ISLAMABAD - The Pakistan Economy Watch (PEW) on Saturday lauded Prime Minister Nawaz Sharif for refusing to devalue currency to spur exports and keep interests of masses supreme over everything else.

The decision indicates that interests of 200 million masses cannot be sacrificed over interests of businessmen for which government deserves all the praise, said Dr. Murtaza Mughal, President PEW.

He said that a group of exporters led by President FPCCCI met PMinister and demanded to devalue currency by ten percent to support exports which was refused. He said that TDAP recently asked government to devalue currency by ten percent and start printing currency which was an example of blaming others for ones own faults.

Exports have gone down because of the host of reasons for which masses cannot be punished, he said, adding that deficit should be financed by increasing tax base and not printing currency which will sink country into inflation. Dr Murtaza Mughal said that government should reduce cost of doing business, revisit energy tariff, rationalise taxes, and pay of refunds.
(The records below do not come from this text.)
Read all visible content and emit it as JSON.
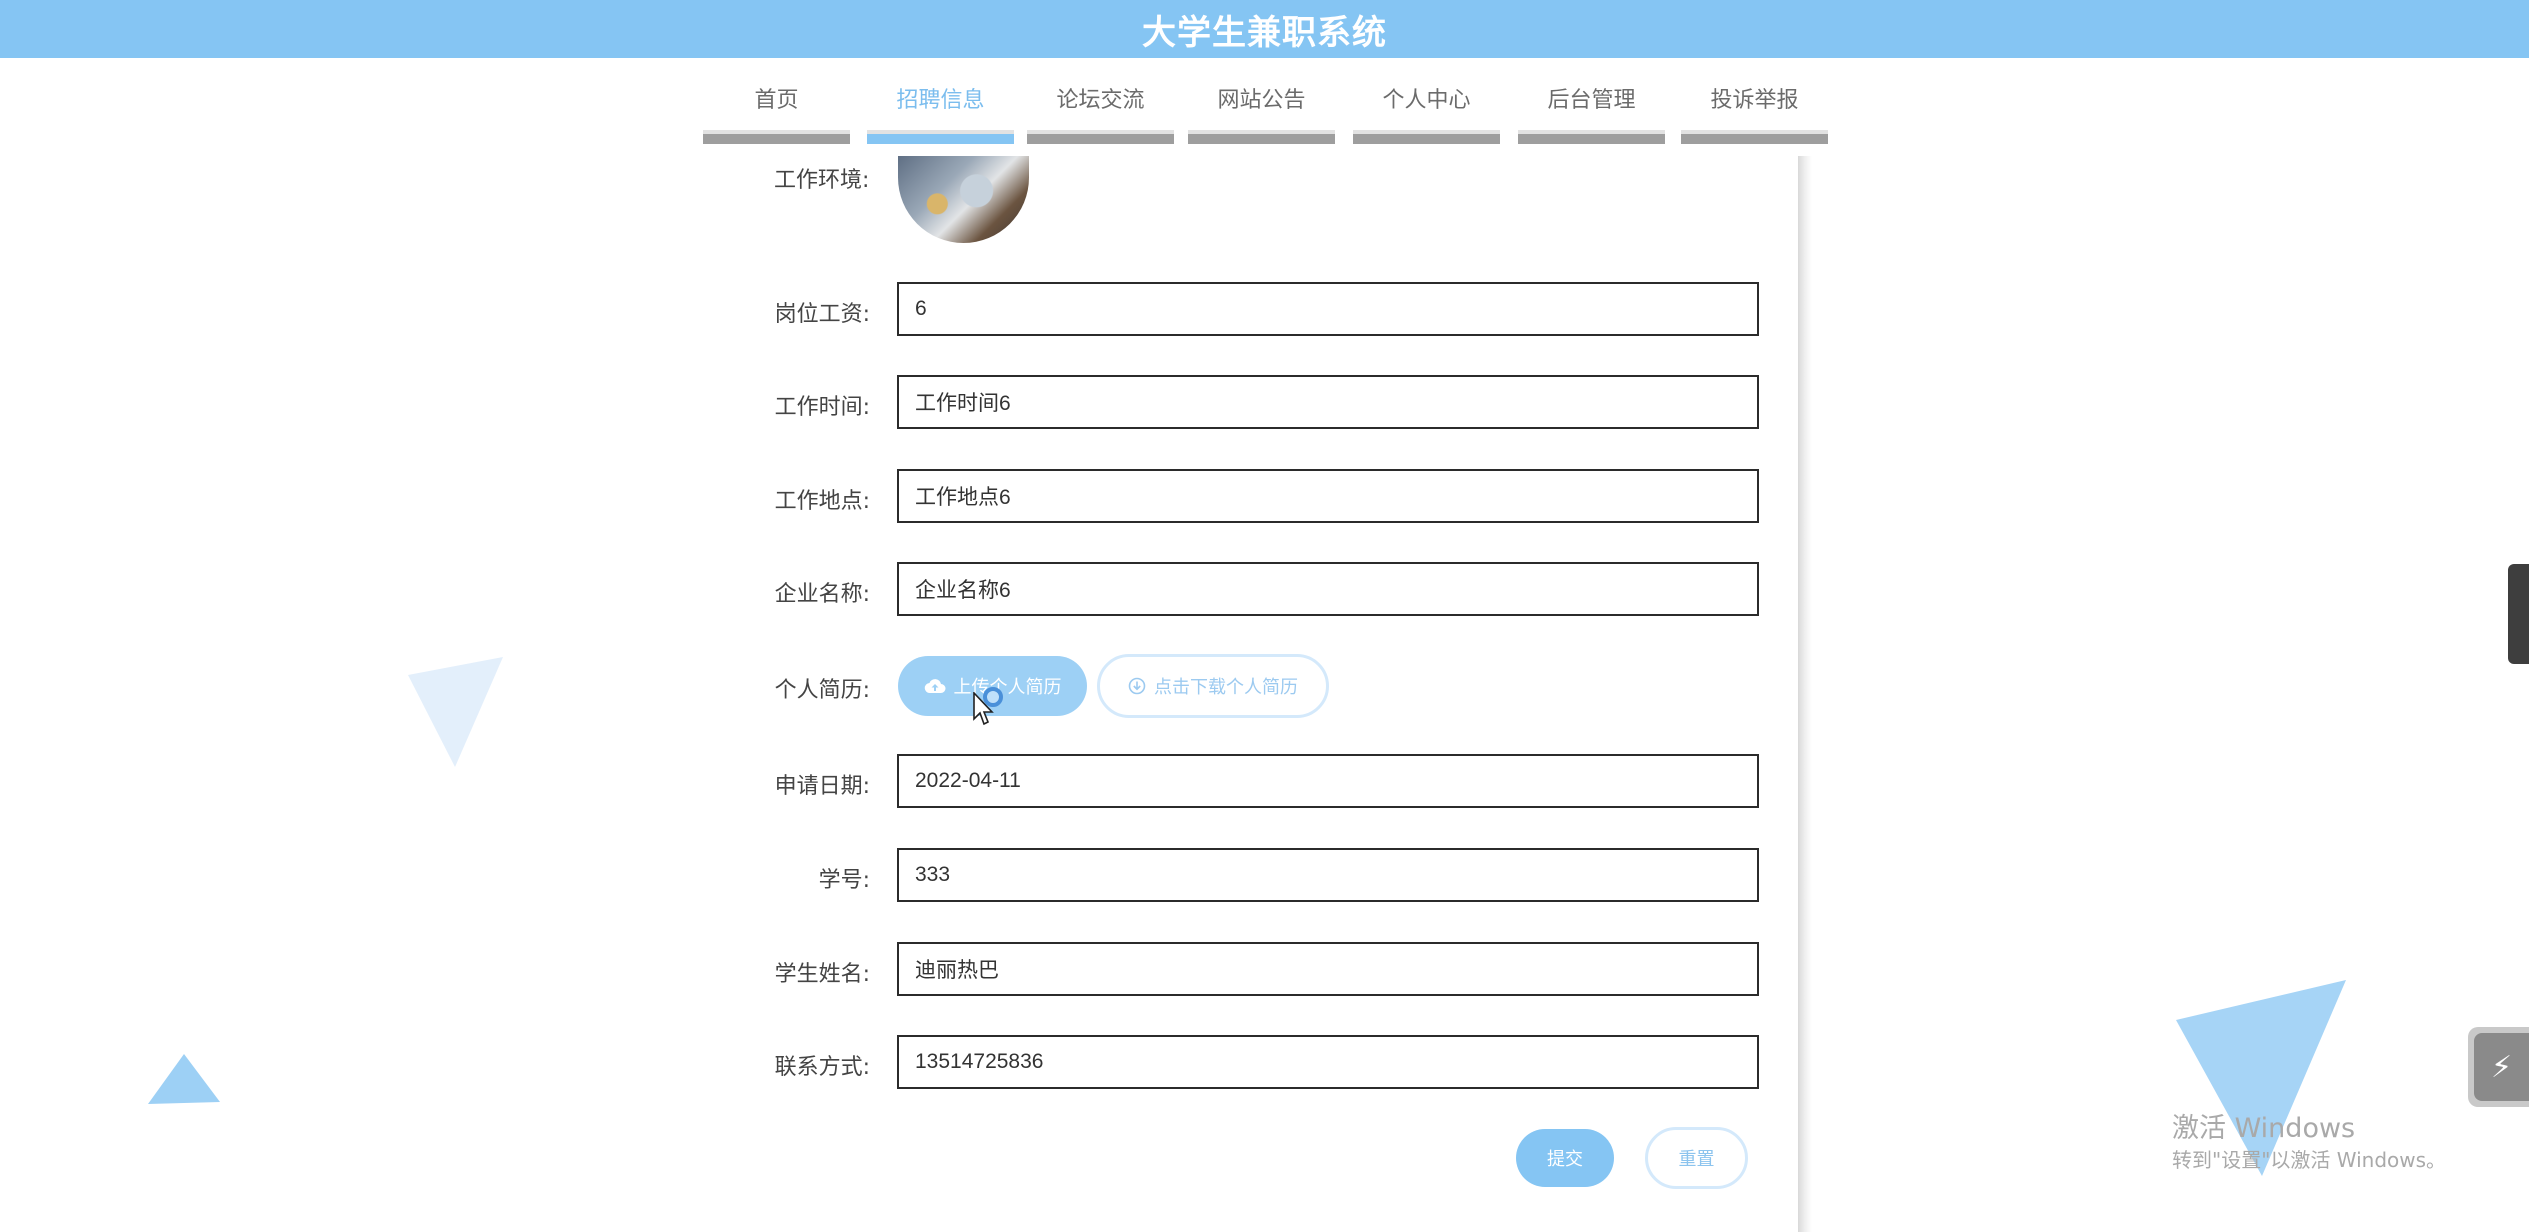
{
  "header": {
    "title": "大学生兼职系统"
  },
  "nav": {
    "items": [
      {
        "label": "首页",
        "active": false
      },
      {
        "label": "招聘信息",
        "active": true
      },
      {
        "label": "论坛交流",
        "active": false
      },
      {
        "label": "网站公告",
        "active": false
      },
      {
        "label": "个人中心",
        "active": false
      },
      {
        "label": "后台管理",
        "active": false
      },
      {
        "label": "投诉举报",
        "active": false
      }
    ]
  },
  "form": {
    "work_env_label": "工作环境:",
    "fields": [
      {
        "label": "岗位工资:",
        "value": "6"
      },
      {
        "label": "工作时间:",
        "value": "工作时间6"
      },
      {
        "label": "工作地点:",
        "value": "工作地点6"
      },
      {
        "label": "企业名称:",
        "value": "企业名称6"
      },
      {
        "label": "申请日期:",
        "value": "2022-04-11"
      },
      {
        "label": "学号:",
        "value": "333"
      },
      {
        "label": "学生姓名:",
        "value": "迪丽热巴"
      },
      {
        "label": "联系方式:",
        "value": "13514725836"
      }
    ],
    "resume": {
      "label": "个人简历:",
      "upload_label": "上传个人简历",
      "download_label": "点击下载个人简历"
    },
    "submit_label": "提交",
    "reset_label": "重置"
  },
  "watermark": {
    "line1": "激活 Windows",
    "line2": "转到\"设置\"以激活 Windows。"
  },
  "colors": {
    "accent": "#85c5f3",
    "nav_inactive_bar": "#9e9e9e",
    "deco_light": "#e3effb"
  }
}
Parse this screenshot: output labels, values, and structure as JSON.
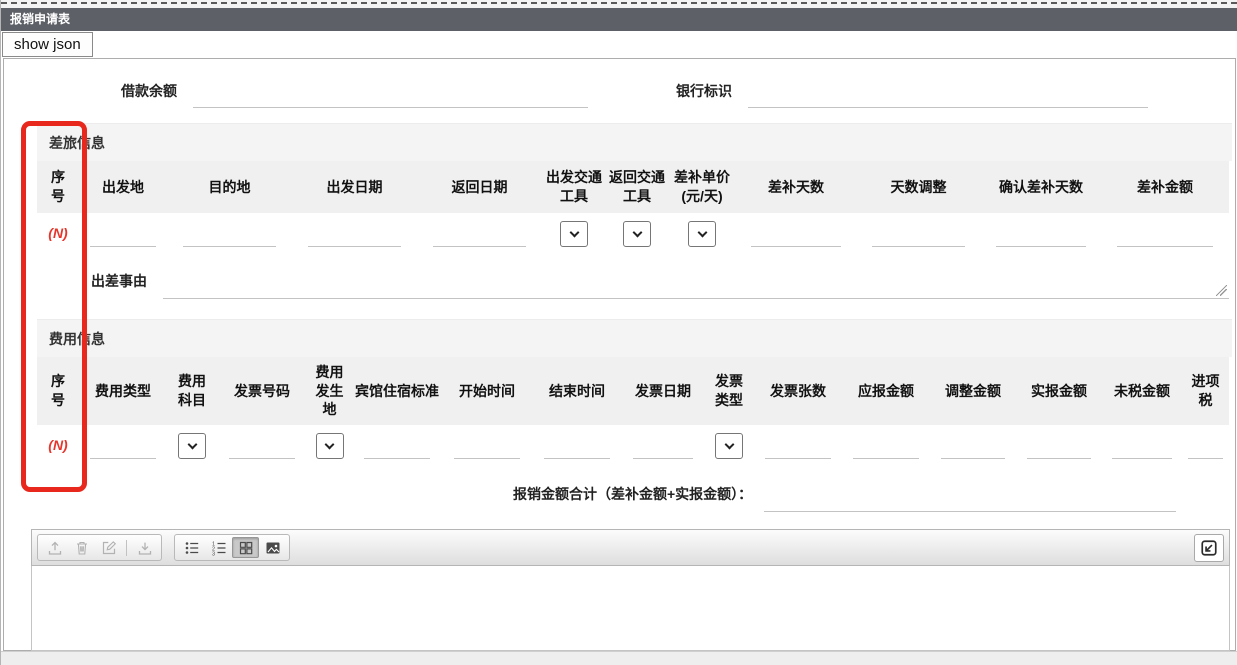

Devaluing rupee will make imports costly which are double than the exports. It will increase size of foreign debt and interest being paid on loans, he added. Moreover, devaluation will trigger inflation, increase price of fossil fuel, edible oil machinery etc. which will hut every citizen of the country.

Steps required to ensure transparency in remittances

KARACHI: Overseas remittances play a critical role in boosting forex reserves and balance trade deficit therefore smooth flow and transparency must be ensured, a business leader said Saturday.

Check should be enhanced on remittances to discourage tax evasion and terror financing, said President PBIF and former provincial minister Mian Zahid Hussain. Existing laws prohibit government agencies to ask about the source of remittances which help corrupt elite, bureaucrats and dishonest politicians to clean their ill-gotten money. Increasing remittances has nothing to do with the trust of people on the economic policies otherwise exports and investment would not have been dwindled to alarming level, he added.

Mian Zahid Hussain said that remittances saw an upward trend by 5.42 percent in the first two months of current fiscal while exports declined by 10.27 percent in the same period.

Last year, developing countries received 435 billion dollars as remittances in which Pakistan’s share stood at 18.4 billion dollars. Pakistan received 65 percent of the money from Middle East where some countries are busy in destabilising Pakistan.